What to produce
No pictures, nothing altered: return the data below.

* * * * *

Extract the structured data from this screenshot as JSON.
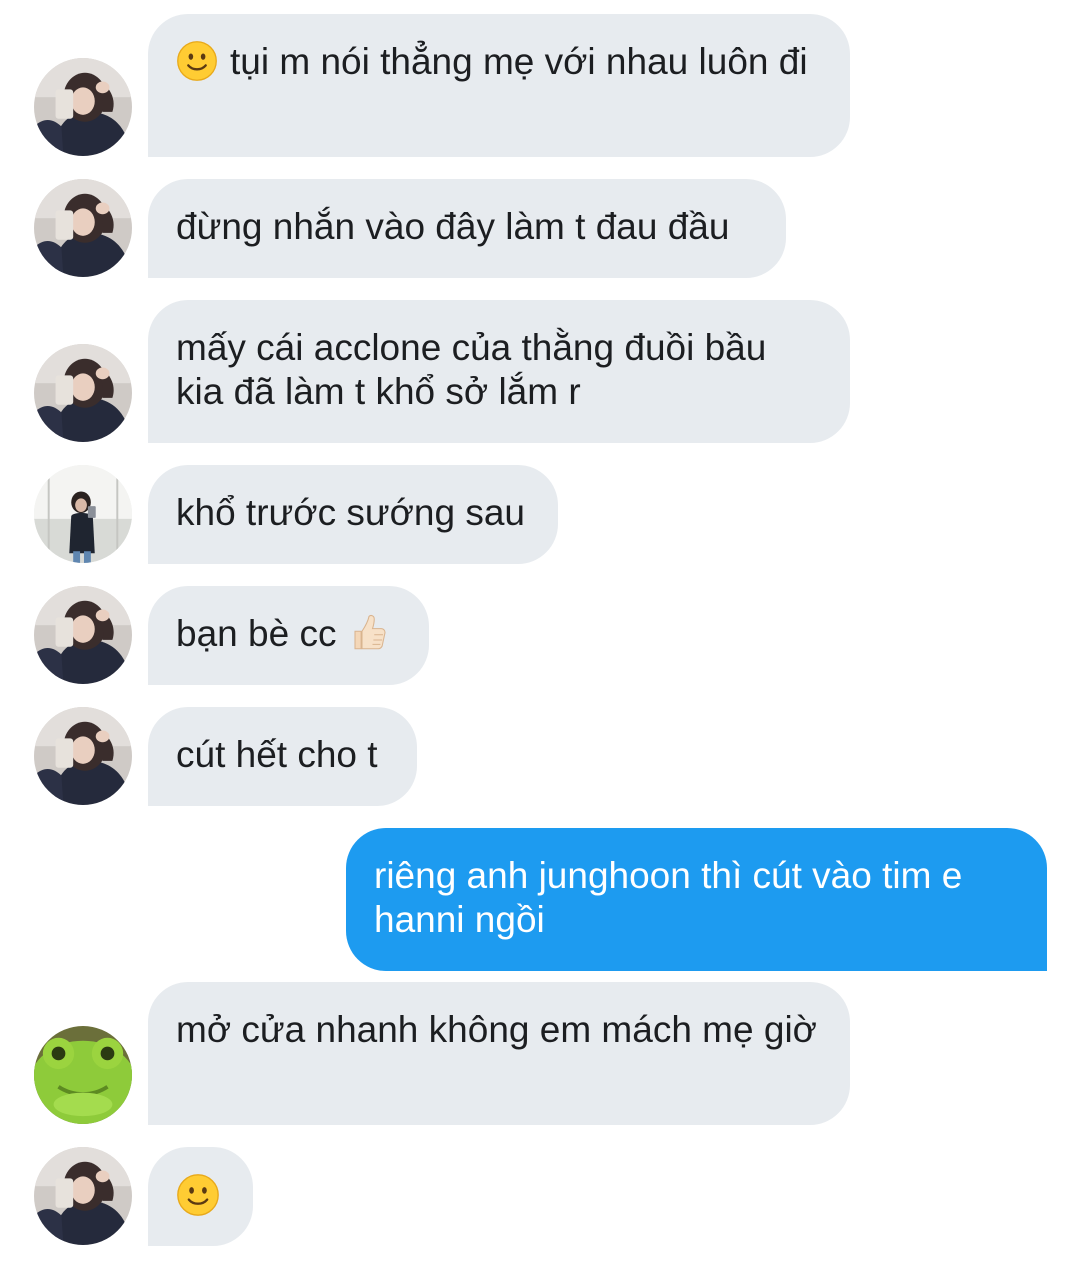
{
  "messages": [
    {
      "sender": "girl",
      "direction": "in",
      "emoji_before": "slightly-smiling-face",
      "text": "tụi m nói thẳng mẹ với nhau luôn đi"
    },
    {
      "sender": "girl",
      "direction": "in",
      "text": "đừng nhắn vào đây làm t đau đầu"
    },
    {
      "sender": "girl",
      "direction": "in",
      "text": "mấy cái acclone của thằng đuồi bầu kia đã làm t khổ sở lắm r"
    },
    {
      "sender": "mirror",
      "direction": "in",
      "text": "khổ trước sướng sau"
    },
    {
      "sender": "girl",
      "direction": "in",
      "text": "bạn bè cc",
      "emoji_after": "thumbs-up"
    },
    {
      "sender": "girl",
      "direction": "in",
      "text": "cút hết cho t"
    },
    {
      "sender": "me",
      "direction": "out",
      "text": "riêng anh junghoon thì cút vào tim e hanni ngồi"
    },
    {
      "sender": "frog",
      "direction": "in",
      "text": "mở cửa nhanh không em mách mẹ giờ"
    },
    {
      "sender": "girl",
      "direction": "in",
      "emoji_only": "slightly-smiling-face"
    }
  ],
  "colors": {
    "incoming_bubble": "#e7ebef",
    "outgoing_bubble": "#1d9bf0",
    "incoming_text": "#1c1e21",
    "outgoing_text": "#ffffff"
  }
}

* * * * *

Result of this task
Extract the structured data from this screenshot as JSON.
{
  "messages": [
    {
      "sender": "girl",
      "direction": "in",
      "emoji_before": "slightly-smiling-face",
      "text": "tụi m nói thẳng mẹ với nhau luôn đi"
    },
    {
      "sender": "girl",
      "direction": "in",
      "text": "đừng nhắn vào đây làm t đau đầu"
    },
    {
      "sender": "girl",
      "direction": "in",
      "text": "mấy cái acclone của thằng đuồi bầu kia đã làm t khổ sở lắm r"
    },
    {
      "sender": "mirror",
      "direction": "in",
      "text": "khổ trước sướng sau"
    },
    {
      "sender": "girl",
      "direction": "in",
      "text": "bạn bè cc",
      "emoji_after": "thumbs-up"
    },
    {
      "sender": "girl",
      "direction": "in",
      "text": "cút hết cho t"
    },
    {
      "sender": "me",
      "direction": "out",
      "text": "riêng anh junghoon thì cút vào tim e hanni ngồi"
    },
    {
      "sender": "frog",
      "direction": "in",
      "text": "mở cửa nhanh không em mách mẹ giờ"
    },
    {
      "sender": "girl",
      "direction": "in",
      "emoji_only": "slightly-smiling-face"
    }
  ],
  "colors": {
    "incoming_bubble": "#e7ebef",
    "outgoing_bubble": "#1d9bf0",
    "incoming_text": "#1c1e21",
    "outgoing_text": "#ffffff"
  }
}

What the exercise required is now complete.